  23. ^ a b Pack, Mark (2020). Bad News: What the Headlines Don't Tell Us. Biteback. p. 100-102.
  24. ^ "Ultra-processed foods 'linked to cancer'". BBC News. 2018-02-15. Retrieved 2021-02-26.
  25. ^ Pullum, Geoffrey (2009-01-14). "Mendacity quotes". Language Log. Retrieved 2021-02-26.
  26. ^ "The Secrets You Learn Working at Celebrity Gossip Magazines". 2018-09-12. Retrieved 2021-02-26.
  27. ^ Chad Pollitt (March 5, 2019). "Which Types of Headlines Drive the Most Content Engagement Post-Click?". Social Media Today.
  28. ^ "19 Headline Writing Tips for More Clickable Blog Posts". August 27, 2019.
  29. ^ Ash Read (August 24, 2016). "There's No Perfect Headline: Why We Need to Write Multiple Headlines for Every Article".
  30. ^ "When the Court was a Cage", Sports Illustrated
  31. ^ Scharfenberg, Kirk (1982-11-06). "Now It Can Be Told . . . The Story Behind Campaign '82's Favorite Insult". The Boston Globe. Boston, Massachusetts. p. 1. Retrieved 2011-01-20.(subscription required)
  32. ^ Fox, Margalit (2016-06-09). "Vincent Musetto, 74, Dies; Wrote 'Headless' Headline of Ageless Fame". The New York Times.
  33. ^ Daily News (New York), 9/25/1979, p. 1
  34. ^ "Telegraph wins newspaper vote". BBC News. 25 May 2006.
  35. ^ Great Satan sits down with the Axis of Evil
  36. ^ "Super Caley dream realistic?". BBC. 22 March 2003.
  37. ^ Kinsley, Michael (1986-06-02). "Don't Stop The Press". The New Republic. Retrieved April 26, 2011.
  38. ^ Lewis, Flora (4 October 1986). "Worthwhile Canadian Initiative". The New York Times. Retrieved 9 March 2013.
  39. ^ Kinsley, Michael (28 July 2010). "Boring Article Contest". The Atlantic. Retrieved 26 April 2011.
  40. ^ "Greatest Tabloid Headlines". Nymag.com.
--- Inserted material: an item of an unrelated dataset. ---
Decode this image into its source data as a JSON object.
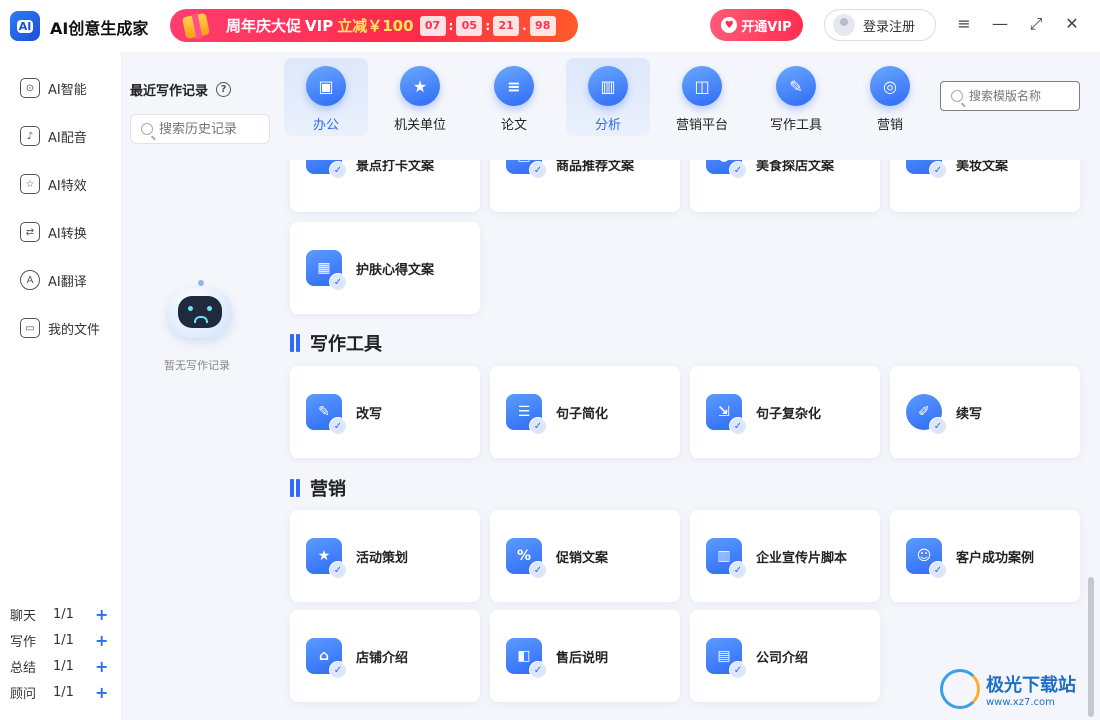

March 31, 2003. Archived from the original on January 22, 2009. Retrieved February 11, 2009.

Works cited[edit]

Further reading[edit]

  • Harold Evans (1974). News Headlines (Editing and Design : Book Three) Butterworth-Heinemann Ltd. ISBN 978-0-434-90552-2
  • Fritz Spiegl (1966). What The Papers Didn't Mean to Say. Scouse Press, Liverpool ISBN 0901367028
  • Mårdh, Ingrid (1980); Headlinese: On the Grammar of English Front Page headlines; "Lund studies in English" series; Lund, Sweden: Liberläromedel/Gleerup; ISBN 91-40-04753-9
  • Biber, D. (2007); "Compressed noun phrase structures in newspaper discourse: The competing demands of popularization vs. economy"; in W. Teubert and R. Krishnamurthy (eds.); Corpus linguistics: Critical concepts in linguistics; vol. V, pp. 130–141; London: Routledge

External links[edit]